Give each entry back by retyping it exactly as written.

##### DATA SECTION #####

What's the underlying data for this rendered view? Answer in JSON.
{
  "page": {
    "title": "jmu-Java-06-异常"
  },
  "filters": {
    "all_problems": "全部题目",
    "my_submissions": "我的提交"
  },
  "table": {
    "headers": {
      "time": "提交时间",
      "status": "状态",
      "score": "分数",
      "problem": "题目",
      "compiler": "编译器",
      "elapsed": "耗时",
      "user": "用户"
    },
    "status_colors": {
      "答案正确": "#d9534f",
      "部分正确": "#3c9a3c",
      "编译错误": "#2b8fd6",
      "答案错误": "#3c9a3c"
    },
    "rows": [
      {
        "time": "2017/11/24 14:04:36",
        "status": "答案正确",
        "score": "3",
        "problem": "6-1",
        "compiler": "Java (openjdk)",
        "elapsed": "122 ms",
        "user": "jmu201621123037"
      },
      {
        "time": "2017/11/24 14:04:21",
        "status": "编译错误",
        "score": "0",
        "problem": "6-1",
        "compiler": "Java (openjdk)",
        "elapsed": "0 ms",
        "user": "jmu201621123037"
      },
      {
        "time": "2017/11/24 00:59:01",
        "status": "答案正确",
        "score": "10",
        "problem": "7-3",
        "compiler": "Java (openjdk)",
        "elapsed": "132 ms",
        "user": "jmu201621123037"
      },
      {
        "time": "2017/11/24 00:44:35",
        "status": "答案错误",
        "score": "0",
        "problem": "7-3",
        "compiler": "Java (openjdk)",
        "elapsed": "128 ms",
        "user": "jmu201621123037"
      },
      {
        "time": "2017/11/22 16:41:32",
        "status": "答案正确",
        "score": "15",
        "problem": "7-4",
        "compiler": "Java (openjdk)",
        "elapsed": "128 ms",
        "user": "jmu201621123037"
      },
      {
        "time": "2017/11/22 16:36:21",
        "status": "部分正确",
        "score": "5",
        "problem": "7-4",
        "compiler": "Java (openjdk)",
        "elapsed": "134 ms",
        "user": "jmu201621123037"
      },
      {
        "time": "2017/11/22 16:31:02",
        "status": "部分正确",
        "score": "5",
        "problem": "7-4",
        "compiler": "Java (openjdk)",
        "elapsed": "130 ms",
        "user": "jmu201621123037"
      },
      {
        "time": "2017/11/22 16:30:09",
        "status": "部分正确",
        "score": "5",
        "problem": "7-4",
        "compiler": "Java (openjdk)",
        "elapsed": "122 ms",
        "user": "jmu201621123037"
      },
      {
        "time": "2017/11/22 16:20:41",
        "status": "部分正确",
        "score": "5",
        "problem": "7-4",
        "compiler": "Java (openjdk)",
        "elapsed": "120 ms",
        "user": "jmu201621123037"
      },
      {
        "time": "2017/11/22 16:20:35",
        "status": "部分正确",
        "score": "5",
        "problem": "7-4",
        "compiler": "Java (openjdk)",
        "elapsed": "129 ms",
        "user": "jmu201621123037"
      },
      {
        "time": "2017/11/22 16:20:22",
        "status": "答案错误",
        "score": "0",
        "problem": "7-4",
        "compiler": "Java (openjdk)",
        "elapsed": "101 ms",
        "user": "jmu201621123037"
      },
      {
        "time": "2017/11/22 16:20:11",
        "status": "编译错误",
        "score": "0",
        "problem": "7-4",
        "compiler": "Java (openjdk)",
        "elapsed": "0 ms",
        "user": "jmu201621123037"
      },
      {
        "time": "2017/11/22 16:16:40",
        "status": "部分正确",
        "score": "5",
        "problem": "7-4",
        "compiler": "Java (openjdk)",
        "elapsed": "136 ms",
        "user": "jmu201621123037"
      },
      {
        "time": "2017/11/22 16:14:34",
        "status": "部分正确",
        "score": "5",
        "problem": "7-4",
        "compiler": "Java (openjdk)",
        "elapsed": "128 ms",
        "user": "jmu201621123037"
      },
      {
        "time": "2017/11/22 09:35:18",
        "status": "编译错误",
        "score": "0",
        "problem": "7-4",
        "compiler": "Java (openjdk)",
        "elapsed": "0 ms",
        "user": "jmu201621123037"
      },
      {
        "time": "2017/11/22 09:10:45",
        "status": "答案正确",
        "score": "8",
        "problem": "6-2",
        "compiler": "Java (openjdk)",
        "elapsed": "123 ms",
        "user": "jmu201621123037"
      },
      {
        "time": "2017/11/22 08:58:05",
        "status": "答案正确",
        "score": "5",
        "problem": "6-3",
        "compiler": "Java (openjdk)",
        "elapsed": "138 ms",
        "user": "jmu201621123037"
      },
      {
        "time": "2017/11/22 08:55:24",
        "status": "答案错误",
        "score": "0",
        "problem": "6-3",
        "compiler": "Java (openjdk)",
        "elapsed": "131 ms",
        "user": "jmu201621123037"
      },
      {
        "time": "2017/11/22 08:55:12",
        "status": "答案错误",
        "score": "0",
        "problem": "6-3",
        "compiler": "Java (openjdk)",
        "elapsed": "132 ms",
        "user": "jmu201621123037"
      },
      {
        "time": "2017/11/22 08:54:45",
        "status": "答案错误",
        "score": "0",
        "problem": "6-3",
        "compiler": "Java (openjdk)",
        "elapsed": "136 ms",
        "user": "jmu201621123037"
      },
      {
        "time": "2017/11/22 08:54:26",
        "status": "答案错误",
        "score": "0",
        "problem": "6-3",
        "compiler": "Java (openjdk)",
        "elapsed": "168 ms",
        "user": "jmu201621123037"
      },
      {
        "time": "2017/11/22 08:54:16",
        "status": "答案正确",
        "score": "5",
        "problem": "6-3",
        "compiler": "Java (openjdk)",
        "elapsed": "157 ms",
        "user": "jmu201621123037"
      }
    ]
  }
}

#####

SOLUTION TO THE PROBLEM:
What's the underlying data for this rendered view? Answer in JSON.
{
  "page": {
    "title": "jmu-Java-06-异常"
  },
  "filters": {
    "all_problems": "全部题目",
    "my_submissions": "我的提交"
  },
  "table": {
    "headers": {
      "time": "提交时间",
      "status": "状态",
      "score": "分数",
      "problem": "题目",
      "compiler": "编译器",
      "elapsed": "耗时",
      "user": "用户"
    },
    "status_colors": {
      "答案正确": "#d9534f",
      "部分正确": "#3c9a3c",
      "编译错误": "#2b8fd6",
      "答案错误": "#3c9a3c"
    },
    "rows": [
      {
        "time": "2017/11/24 14:04:36",
        "status": "答案正确",
        "score": "3",
        "problem": "6-1",
        "compiler": "Java (openjdk)",
        "elapsed": "122 ms",
        "user": "jmu201621123037"
      },
      {
        "time": "2017/11/24 14:04:21",
        "status": "编译错误",
        "score": "0",
        "problem": "6-1",
        "compiler": "Java (openjdk)",
        "elapsed": "0 ms",
        "user": "jmu201621123037"
      },
      {
        "time": "2017/11/24 00:59:01",
        "status": "答案正确",
        "score": "10",
        "problem": "7-3",
        "compiler": "Java (openjdk)",
        "elapsed": "132 ms",
        "user": "jmu201621123037"
      },
      {
        "time": "2017/11/24 00:44:35",
        "status": "答案错误",
        "score": "0",
        "problem": "7-3",
        "compiler": "Java (openjdk)",
        "elapsed": "128 ms",
        "user": "jmu201621123037"
      },
      {
        "time": "2017/11/22 16:41:32",
        "status": "答案正确",
        "score": "15",
        "problem": "7-4",
        "compiler": "Java (openjdk)",
        "elapsed": "128 ms",
        "user": "jmu201621123037"
      },
      {
        "time": "2017/11/22 16:36:21",
        "status": "部分正确",
        "score": "5",
        "problem": "7-4",
        "compiler": "Java (openjdk)",
        "elapsed": "134 ms",
        "user": "jmu201621123037"
      },
      {
        "time": "2017/11/22 16:31:02",
        "status": "部分正确",
        "score": "5",
        "problem": "7-4",
        "compiler": "Java (openjdk)",
        "elapsed": "130 ms",
        "user": "jmu201621123037"
      },
      {
        "time": "2017/11/22 16:30:09",
        "status": "部分正确",
        "score": "5",
        "problem": "7-4",
        "compiler": "Java (openjdk)",
        "elapsed": "122 ms",
        "user": "jmu201621123037"
      },
      {
        "time": "2017/11/22 16:20:41",
        "status": "部分正确",
        "score": "5",
        "problem": "7-4",
        "compiler": "Java (openjdk)",
        "elapsed": "120 ms",
        "user": "jmu201621123037"
      },
      {
        "time": "2017/11/22 16:20:35",
        "status": "部分正确",
        "score": "5",
        "problem": "7-4",
        "compiler": "Java (openjdk)",
        "elapsed": "129 ms",
        "user": "jmu201621123037"
      },
      {
        "time": "2017/11/22 16:20:22",
        "status": "答案错误",
        "score": "0",
        "problem": "7-4",
        "compiler": "Java (openjdk)",
        "elapsed": "101 ms",
        "user": "jmu201621123037"
      },
      {
        "time": "2017/11/22 16:20:11",
        "status": "编译错误",
        "score": "0",
        "problem": "7-4",
        "compiler": "Java (openjdk)",
        "elapsed": "0 ms",
        "user": "jmu201621123037"
      },
      {
        "time": "2017/11/22 16:16:40",
        "status": "部分正确",
        "score": "5",
        "problem": "7-4",
        "compiler": "Java (openjdk)",
        "elapsed": "136 ms",
        "user": "jmu201621123037"
      },
      {
        "time": "2017/11/22 16:14:34",
        "status": "部分正确",
        "score": "5",
        "problem": "7-4",
        "compiler": "Java (openjdk)",
        "elapsed": "128 ms",
        "user": "jmu201621123037"
      },
      {
        "time": "2017/11/22 09:35:18",
        "status": "编译错误",
        "score": "0",
        "problem": "7-4",
        "compiler": "Java (openjdk)",
        "elapsed": "0 ms",
        "user": "jmu201621123037"
      },
      {
        "time": "2017/11/22 09:10:45",
        "status": "答案正确",
        "score": "8",
        "problem": "6-2",
        "compiler": "Java (openjdk)",
        "elapsed": "123 ms",
        "user": "jmu201621123037"
      },
      {
        "time": "2017/11/22 08:58:05",
        "status": "答案正确",
        "score": "5",
        "problem": "6-3",
        "compiler": "Java (openjdk)",
        "elapsed": "138 ms",
        "user": "jmu201621123037"
      },
      {
        "time": "2017/11/22 08:55:24",
        "status": "答案错误",
        "score": "0",
        "problem": "6-3",
        "compiler": "Java (openjdk)",
        "elapsed": "131 ms",
        "user": "jmu201621123037"
      },
      {
        "time": "2017/11/22 08:55:12",
        "status": "答案错误",
        "score": "0",
        "problem": "6-3",
        "compiler": "Java (openjdk)",
        "elapsed": "132 ms",
        "user": "jmu201621123037"
      },
      {
        "time": "2017/11/22 08:54:45",
        "status": "答案错误",
        "score": "0",
        "problem": "6-3",
        "compiler": "Java (openjdk)",
        "elapsed": "136 ms",
        "user": "jmu201621123037"
      },
      {
        "time": "2017/11/22 08:54:26",
        "status": "答案错误",
        "score": "0",
        "problem": "6-3",
        "compiler": "Java (openjdk)",
        "elapsed": "168 ms",
        "user": "jmu201621123037"
      },
      {
        "time": "2017/11/22 08:54:16",
        "status": "答案正确",
        "score": "5",
        "problem": "6-3",
        "compiler": "Java (openjdk)",
        "elapsed": "157 ms",
        "user": "jmu201621123037"
      }
    ]
  }
}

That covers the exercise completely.